Kit Reuther’s space was filled with sunlight and bright canvases when I visited her at her home that she is temporarily using as her studio. Her use of formal elements like shape and color were worked into canvases, made into sculptures, visions manifested in both two and three-dimensional platforms. We sat down over coffee and I was lucky enough to learn about her work.
Nashville Visual Artists is a photo documentary that profiles visual artists living and working in Nashville. The purpose of this project is to bring awareness to the strong visual arts scene here. Nashville is famous for its music culture but a lot of people aren't familiar with its rich visual arts culture. By interviewing artists and documenting their process in the studio, I hope to draw more attention to the visual arts community here.
What is the theme of your work?
I don’t really approach work with a specific theme in mind. To say I have a theme would sound as if I actually know what I'm doing! Often I will just start a painting with an idea as simple as a single color that I've been curious about. How does it translate in paint? Is it as good on the canvas as i've imagined in my head? As I proceed to answer these questions, the work then becomes an exploration by trial and error. Formal issues inform the process: composition, scale, mass, line, etc. Things rarely go as planned, but I have come to appreciate and even rely on unpredictable outcomes.
What inspires your work?
I don't recall ever being at a loss for inspiration. I take in a tremendous amount of visual information (or inspiration as the case may be) from the everyday and mundane. It can be exhausting! Everything around me represents potential and I probably have several hundred ideas and sketches- mostly on post-it notes, but I rarely ever need to refer to them. I think they are like a safety net for me, in the event that I ever reach a visual block.

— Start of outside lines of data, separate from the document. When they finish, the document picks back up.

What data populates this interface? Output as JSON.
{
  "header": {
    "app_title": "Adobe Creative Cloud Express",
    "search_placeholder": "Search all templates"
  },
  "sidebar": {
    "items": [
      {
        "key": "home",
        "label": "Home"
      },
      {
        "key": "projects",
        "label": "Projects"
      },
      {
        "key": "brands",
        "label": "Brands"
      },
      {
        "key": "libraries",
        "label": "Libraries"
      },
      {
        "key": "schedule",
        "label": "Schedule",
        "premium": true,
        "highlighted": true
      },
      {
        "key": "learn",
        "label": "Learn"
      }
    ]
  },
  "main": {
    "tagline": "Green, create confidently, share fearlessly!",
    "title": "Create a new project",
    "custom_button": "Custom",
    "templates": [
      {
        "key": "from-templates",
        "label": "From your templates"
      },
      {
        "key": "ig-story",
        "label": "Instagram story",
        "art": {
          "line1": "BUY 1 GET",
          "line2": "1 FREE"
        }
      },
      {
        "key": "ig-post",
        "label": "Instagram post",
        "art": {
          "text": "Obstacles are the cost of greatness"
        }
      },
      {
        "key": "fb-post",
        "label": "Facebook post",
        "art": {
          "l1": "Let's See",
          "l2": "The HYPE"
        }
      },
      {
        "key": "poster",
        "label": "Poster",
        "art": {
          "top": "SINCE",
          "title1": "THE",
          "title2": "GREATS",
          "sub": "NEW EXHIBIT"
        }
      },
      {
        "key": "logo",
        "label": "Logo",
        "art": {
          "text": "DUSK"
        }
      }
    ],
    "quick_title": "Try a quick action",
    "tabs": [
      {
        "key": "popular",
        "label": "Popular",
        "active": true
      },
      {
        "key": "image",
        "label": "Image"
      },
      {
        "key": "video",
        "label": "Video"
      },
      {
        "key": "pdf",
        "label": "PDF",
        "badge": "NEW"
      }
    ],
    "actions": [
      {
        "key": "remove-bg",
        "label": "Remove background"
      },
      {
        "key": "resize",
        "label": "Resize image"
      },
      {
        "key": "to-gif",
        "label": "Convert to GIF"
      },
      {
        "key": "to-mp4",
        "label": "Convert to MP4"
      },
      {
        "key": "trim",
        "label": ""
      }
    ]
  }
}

I am also inspired by other creative people in my life. They are like fuel for me, and it helps to know there are others out there wrestling with the creative process. Artists like Jodi Hays are good at bringing folks together, and those interactions help energize the hours of isolation in the studio.
What are the goals for your work?
I continue to push myself to make things that feel fresh and challenging. I get bored easily, but fortunately right now I have a backlog of new ideas, especially with my sculpture, and I am excited to get started (when my sculpture studio warms up!). I have been asked to participate in a group show this summer in which all of the artists are using the medium of cardboard. I also have a solo show this fall at David Lusk Gallery in Memphis, so that pretty much sums up my goals for 2015.
What are your thoughts on the Nashville arts scene?
Well, I found myself crawling on hands and knees through an art pod maze a couple of weeks ago, so Nashville is certainly offering a more diverse art experience! Where we go from here is anybody's guess. I am encouraged every time I hear of a new art venture, whether it is the announcement of a new gallery, pop up, or co-op space. Exposure is important in maintaining the growth of our art community alongside the overall growth of the city.
Kit is represented in Nashville and Memphis by David Lusk Gallery. To learn more about Kit’s work please visit http://www.kitreuther.com/